MONTREAL -- Since the start of the COVID-19 pandemic, there have been theories that the virus could manifest itself in the form of a loss of taste or smell among people who have tested positive.

On Wednesday, Quebec researchers proved the theory to be true. In a study published in the Canadian Medical Association Journal, they reported that nearly two-thirds of the COVID-19 patients they analyzed experienced a full or partial loss of taste and smell, and what’s more is that among them, these symptoms tended to show up independently of those more commonly associated to the virus. 

“In a lot of patients, we saw that loss of smell is not necessarily seen with other symptoms like fever or shortness of breath or coughs,” said Dr. Alex Carignan, a medical microbiologist and infectious diseases consultant in Sherbrooke who directed the study. “A lot of people present mainly with loss of smell and sometimes other symptoms like fatigue or headaches.”

The study – which was a collaboration between the University of Sherbrooke and one of the province's integrated health and social service centres (Eastern Townships) – suggests for people who have these symptoms to be tested for the virus and tested again if their first results come back negative.

“These symptoms are really distinctive features of (COVID-19), and should certainly serve as an indication for testing,” Carignan said.

Two groups of 134 people each were analyzed through the study: one consisting of COVID-19 patients, and one of people who were sick with the flu.

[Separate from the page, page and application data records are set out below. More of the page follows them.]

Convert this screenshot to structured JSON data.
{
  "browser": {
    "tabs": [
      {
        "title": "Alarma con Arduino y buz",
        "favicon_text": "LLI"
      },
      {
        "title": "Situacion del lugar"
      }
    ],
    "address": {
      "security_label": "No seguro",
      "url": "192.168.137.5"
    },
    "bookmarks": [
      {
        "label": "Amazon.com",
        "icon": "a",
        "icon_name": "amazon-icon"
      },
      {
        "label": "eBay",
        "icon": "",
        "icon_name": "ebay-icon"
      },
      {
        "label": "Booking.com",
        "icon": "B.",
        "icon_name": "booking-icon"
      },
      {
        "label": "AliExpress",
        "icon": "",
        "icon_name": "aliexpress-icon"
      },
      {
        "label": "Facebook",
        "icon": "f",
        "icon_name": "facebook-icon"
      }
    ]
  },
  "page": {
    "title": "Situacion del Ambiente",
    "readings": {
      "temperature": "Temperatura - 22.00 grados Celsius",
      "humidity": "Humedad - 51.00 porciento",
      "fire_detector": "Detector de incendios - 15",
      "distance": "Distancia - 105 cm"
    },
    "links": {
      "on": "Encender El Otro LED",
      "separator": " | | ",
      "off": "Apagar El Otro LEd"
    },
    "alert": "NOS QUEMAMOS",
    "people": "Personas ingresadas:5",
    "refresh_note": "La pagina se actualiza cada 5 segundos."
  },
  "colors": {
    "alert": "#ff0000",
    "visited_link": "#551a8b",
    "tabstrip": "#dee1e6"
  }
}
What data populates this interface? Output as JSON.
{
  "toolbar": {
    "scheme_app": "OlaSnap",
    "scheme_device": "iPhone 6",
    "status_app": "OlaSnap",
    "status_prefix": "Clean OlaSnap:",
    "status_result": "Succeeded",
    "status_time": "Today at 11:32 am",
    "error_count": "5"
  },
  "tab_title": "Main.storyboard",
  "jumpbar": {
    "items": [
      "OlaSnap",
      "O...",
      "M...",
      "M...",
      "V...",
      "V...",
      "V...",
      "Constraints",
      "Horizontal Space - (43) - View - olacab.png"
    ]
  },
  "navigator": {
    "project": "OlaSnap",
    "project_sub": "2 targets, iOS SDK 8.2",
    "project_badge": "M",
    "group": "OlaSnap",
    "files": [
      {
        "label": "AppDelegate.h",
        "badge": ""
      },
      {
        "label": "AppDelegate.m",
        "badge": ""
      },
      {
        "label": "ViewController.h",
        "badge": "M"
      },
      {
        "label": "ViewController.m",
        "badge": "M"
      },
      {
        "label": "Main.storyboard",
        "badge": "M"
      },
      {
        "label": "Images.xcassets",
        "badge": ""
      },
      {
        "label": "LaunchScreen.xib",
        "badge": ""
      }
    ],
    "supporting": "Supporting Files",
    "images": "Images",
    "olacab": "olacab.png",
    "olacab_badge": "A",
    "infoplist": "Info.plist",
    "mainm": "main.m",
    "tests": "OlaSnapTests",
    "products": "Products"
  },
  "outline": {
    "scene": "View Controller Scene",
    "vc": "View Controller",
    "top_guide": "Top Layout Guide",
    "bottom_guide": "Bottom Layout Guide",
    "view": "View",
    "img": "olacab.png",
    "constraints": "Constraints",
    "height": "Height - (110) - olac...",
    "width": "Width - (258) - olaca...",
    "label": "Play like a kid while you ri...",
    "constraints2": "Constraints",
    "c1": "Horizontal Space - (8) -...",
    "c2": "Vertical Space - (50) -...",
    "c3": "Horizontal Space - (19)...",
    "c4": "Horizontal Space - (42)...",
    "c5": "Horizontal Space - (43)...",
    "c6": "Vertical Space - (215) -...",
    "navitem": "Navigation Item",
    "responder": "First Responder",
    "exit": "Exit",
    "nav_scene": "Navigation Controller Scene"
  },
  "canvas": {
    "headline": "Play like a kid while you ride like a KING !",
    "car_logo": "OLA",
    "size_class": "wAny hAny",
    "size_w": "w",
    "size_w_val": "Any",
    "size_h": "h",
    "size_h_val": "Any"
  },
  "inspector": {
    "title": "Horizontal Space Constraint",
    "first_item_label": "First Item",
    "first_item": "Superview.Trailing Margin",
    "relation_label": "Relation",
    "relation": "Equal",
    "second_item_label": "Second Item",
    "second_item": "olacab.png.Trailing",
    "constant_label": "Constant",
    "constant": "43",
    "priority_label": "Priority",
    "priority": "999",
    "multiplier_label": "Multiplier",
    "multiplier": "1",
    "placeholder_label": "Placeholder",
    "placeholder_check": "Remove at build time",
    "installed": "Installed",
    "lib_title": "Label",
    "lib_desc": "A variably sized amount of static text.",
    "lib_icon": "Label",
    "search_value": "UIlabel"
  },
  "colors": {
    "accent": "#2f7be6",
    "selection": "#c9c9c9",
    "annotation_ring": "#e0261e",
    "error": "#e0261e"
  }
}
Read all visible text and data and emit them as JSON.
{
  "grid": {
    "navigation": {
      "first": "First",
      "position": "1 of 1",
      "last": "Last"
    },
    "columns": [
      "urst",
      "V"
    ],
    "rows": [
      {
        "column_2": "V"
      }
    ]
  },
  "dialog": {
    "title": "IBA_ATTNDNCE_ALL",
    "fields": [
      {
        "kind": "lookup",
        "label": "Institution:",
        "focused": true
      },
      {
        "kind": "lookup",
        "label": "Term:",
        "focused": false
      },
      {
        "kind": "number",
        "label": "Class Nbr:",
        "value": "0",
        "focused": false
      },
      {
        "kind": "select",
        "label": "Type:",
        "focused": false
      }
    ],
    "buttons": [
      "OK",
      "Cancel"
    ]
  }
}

About 65 per cent of people from the group of COVID-19 patients reported a loss of taste and smell, compared to 8 per cent from the other.

“It was already known that with a common cold you can also have similar symptoms,” Carignan said, explaining the necessity of having a control group in the study. “But we wanted to see if it was more than what we usually see with common colds.”

The patients from the control group were mainly people who had been sick but tested negative for COVID-19 around the same time as the group who tested positive, Carignan said. 

Next up on the researchers’ to-do list is to retroactively test samples from patients who were tested for the flu in January and February – before the first reported COVID-19 case hit Sherbrooke – to see if the novel coronavirus was circulating before public health officials made the announcement. 

“We keep (samples) for a few months, so we have these samples in our lab, and I hope that other labs in Quebec still have their samples for influenza,” Carignan said. “It would be nice to try to find earlier cases than the official ones.”